June 29, 2013 at 12:57 AM ET
Without millions of dollars in funding from the U.S. military, the stunning advances in face transplant surgery -- such as the procedure that restored the features of gunshot victim Richard Lee Norris -- might never have been possible.
The Department of Defense has supplied $42 million in grants to at least 16 institutions -- including the University of Maryland School of Medicine where Norris received a facial transplant in 2012 -- to help devise and advance surgical techniques to rebuild extremely disfigured faces, according to the Cleveland Clinic, the hospital that performed the first near-total-facial transplant in the U.S. in 2008.
"The military has been way ahead of the curve on supporting research for cranial facial transplantation," said Dr. Stephen T. Bartlett, chair of the Department of Surgery at the University of Maryland School of Medicine and Surgeon-in-Chief at the University of Maryland Medical Center.
Seven civilian patients in the U.S. -- including Norris whose story is recounted during Ann Curry Reports: A Face in the Crowd -- have received full or partial face transplants, helping prepare top transplant surgeons to heal some of the estimated 200 Iraq and Afghanistan veterans whose physical appearances were mangled by bomb blasts in combat, according to doctors at two of the grant-receiving hospitals.
In fact, facial transplant surgery would still be just a theory without the U.S. military's money and muscle, said Dr. Bohdan Pomahac, of Boston's Brigham and Women's Hospital, who in 2011 performed the nation's first full facial transplant on Dallas Wiens, a Texas man who got too close to a high-voltage line while at work. That facility has received $3.4 million in military grants, according to a hospital press release.
"Without the military, there would be no composite tissue transplant, and that’s no exaggeration," Pomahac said. "They’re not only an integral part, they’re critical and probably the most important for progress in this field. They should get the credit for how far we’ve moved it along and how far the technology has improved because without them we would still be hypothesizing whether it’s a good idea or not to do it."
The military's involvement began in 2000 when Bartlett began talking with a Navy transplant surgeon about funding for programs to develop facial transplants for troops injured in blasts. Since then, the University of Maryland has been supported by grants from the Office of Naval Research, culminating on the successful face transplant performed by Bartlett's hospital on Norris, wounded in a 1997 gun accident at his home.

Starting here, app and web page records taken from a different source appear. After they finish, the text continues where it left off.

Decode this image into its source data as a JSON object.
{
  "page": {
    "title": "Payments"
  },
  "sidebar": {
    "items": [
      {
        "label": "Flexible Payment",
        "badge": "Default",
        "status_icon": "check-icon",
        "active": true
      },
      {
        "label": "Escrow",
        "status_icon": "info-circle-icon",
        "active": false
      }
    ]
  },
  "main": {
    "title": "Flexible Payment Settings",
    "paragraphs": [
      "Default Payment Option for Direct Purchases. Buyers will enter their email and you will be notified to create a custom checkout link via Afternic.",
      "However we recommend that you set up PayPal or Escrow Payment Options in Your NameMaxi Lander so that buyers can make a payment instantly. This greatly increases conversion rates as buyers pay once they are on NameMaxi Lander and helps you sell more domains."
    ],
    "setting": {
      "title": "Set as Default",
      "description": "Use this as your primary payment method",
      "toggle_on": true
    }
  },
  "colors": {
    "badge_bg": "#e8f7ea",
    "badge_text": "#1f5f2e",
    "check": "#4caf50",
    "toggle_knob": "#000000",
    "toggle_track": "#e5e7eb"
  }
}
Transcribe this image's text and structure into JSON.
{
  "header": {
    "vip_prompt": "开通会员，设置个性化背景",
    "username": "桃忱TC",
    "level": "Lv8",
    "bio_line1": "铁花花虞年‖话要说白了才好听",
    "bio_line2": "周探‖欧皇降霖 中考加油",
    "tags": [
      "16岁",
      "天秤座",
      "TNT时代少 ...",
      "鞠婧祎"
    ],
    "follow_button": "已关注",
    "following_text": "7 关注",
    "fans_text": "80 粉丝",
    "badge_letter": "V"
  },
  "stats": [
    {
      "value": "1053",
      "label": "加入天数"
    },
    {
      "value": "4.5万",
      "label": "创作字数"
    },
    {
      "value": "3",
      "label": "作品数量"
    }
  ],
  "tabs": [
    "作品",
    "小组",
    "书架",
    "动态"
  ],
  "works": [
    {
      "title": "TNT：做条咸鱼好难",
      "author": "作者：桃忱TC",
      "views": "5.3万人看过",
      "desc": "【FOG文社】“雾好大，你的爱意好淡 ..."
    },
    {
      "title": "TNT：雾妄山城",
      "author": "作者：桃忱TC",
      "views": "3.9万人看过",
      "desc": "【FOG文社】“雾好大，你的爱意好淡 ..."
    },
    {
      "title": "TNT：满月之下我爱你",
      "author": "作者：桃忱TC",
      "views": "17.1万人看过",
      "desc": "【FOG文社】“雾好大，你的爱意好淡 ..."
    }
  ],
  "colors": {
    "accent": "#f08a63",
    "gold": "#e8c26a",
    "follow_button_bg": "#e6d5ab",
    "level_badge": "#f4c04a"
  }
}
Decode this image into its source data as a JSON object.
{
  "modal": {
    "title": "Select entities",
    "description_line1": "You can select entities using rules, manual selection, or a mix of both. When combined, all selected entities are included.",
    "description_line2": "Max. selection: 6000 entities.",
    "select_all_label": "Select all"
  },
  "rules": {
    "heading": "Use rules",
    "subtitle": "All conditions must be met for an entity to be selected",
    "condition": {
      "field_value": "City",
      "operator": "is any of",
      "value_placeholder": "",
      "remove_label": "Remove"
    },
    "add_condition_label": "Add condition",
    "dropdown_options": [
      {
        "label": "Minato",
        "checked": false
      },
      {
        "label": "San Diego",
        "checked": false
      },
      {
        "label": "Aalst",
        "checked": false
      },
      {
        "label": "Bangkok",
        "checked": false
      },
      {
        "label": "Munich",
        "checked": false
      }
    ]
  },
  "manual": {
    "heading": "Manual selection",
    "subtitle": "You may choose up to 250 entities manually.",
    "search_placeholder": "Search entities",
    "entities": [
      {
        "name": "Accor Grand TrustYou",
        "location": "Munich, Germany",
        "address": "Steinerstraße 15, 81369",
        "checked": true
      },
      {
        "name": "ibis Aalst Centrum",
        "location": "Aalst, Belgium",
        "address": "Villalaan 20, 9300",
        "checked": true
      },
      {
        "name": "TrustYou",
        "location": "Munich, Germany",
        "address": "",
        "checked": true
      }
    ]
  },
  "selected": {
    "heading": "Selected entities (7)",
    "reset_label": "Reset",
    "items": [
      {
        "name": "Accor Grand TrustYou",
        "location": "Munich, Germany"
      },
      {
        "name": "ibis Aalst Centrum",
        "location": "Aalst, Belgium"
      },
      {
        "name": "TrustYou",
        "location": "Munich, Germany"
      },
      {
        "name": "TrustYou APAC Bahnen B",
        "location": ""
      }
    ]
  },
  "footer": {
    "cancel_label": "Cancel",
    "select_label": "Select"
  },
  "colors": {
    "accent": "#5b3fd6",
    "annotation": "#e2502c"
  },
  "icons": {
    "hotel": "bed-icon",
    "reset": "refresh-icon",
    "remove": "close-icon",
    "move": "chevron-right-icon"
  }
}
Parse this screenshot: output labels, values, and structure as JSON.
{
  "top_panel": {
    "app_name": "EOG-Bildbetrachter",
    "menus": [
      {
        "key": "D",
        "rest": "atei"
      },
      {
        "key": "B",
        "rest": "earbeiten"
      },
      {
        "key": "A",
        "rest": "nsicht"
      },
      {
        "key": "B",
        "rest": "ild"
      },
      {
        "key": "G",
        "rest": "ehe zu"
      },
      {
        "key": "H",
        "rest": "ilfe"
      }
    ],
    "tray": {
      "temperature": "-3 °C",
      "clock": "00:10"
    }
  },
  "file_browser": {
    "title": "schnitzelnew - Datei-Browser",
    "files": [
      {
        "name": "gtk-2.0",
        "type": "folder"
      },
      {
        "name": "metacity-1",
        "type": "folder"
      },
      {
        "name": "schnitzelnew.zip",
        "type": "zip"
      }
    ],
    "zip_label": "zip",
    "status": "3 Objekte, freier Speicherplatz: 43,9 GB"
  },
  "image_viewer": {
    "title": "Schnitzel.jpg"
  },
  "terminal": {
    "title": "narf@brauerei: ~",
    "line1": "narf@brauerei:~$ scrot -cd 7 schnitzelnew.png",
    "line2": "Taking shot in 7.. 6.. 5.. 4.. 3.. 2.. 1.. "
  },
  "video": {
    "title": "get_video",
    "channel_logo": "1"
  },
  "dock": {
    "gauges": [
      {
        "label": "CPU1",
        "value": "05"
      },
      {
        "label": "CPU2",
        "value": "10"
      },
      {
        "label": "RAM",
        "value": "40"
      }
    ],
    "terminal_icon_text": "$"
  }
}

"This medical procedure (on Norris) is the culmination of a $13 million research grant over seven years from the Office of Naval Research (to the University of Maryland), which I believe is one of the largest naval scientific investments for a surgical procedure," said Dr. Michael Given, the ONR Combat Casualty Care program officer.
"ONR along with the Army, Air Force and multiple government agencies continues to pool resources through the Armed Forces Institute of Regenerative Medicine, which is researching and developing clinical therapies to heal and repair burn wounds as well as reconstruct and regenerate limbs," Given said.
While no combat veterans have yet received face transplants, several former service members who were disfigured by bomb blasts in Iraq and Afghanistan have been evaluated as possible candidates for the procedure by physicians at Brigham and Women's.
Although the military is essentially paying for the operations through those grants, the cost of a facial transplant in this country now averages $260,000 per patient, Pomahac said. Medication for those transplant patients costs about $10,000 a year.
After seven successful face transplants in this country, surgeons like Pomahac feel they've now "developed a technique that is fairly routine (and) the operation is customizable to pretty much any facial defect."
The next frontier is figuring out how to prevent the body's immune system from rejecting the tissue parts and pieces provided by other human bodies.
"In the future, and what I’m hoping for, is to continually explore what happens in immunology between the donor and the recipient and how we can minimize immune suppression - and whether in the future ... the recipient will no longer reject the donor," Pomahac said.
For example, following the first successful kidney transplant in 1954, there were "10 dark years" until the next advance in that surgical technique because doctors didn't have the proper immune-suppression drugs at their disposal to ward off rejection, Pomahac said.
"I don't think we’re quite in the 10 dark years period of time but I think we’re in a similar stage where if we can figure out that one last step to either minimize or eliminate immune (system) suppression, the field of reconstructive surgery in general would be completely turned upside down," Pomahac said.
"If you can imagine we could then transplant individual fingers. We could transplant small parts of the face. You could transplant any part of the body," he added. "If immune suppression is no longer an issue, there is no boundary. That would be a huge revolution."